**Extracted records:**
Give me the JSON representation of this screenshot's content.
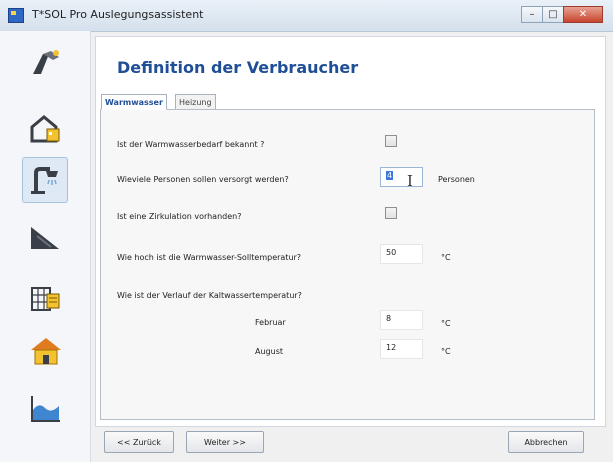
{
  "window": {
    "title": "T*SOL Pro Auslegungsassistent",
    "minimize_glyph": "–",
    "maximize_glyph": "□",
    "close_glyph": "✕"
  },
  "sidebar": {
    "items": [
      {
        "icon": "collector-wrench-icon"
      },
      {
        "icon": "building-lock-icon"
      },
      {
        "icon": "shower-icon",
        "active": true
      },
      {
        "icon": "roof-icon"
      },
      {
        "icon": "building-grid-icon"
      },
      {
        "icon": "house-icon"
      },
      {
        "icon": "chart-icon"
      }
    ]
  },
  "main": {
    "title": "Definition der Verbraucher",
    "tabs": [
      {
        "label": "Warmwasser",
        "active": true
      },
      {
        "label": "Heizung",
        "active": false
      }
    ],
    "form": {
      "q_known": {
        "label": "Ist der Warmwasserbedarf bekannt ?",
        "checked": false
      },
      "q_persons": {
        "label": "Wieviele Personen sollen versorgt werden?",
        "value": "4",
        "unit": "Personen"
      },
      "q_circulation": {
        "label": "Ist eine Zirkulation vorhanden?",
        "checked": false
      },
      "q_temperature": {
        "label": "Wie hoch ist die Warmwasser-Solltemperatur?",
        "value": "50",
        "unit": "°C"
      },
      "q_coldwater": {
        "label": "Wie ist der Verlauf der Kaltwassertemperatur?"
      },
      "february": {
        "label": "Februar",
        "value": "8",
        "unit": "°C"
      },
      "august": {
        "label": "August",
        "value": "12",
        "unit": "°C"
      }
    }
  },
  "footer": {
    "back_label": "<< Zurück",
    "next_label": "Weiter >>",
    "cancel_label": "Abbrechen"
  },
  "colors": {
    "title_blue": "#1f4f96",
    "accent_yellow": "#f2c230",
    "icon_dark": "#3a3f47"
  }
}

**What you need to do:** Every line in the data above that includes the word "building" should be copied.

**Expected answer:**
        "icon": "building-lock-icon"
        "icon": "building-grid-icon"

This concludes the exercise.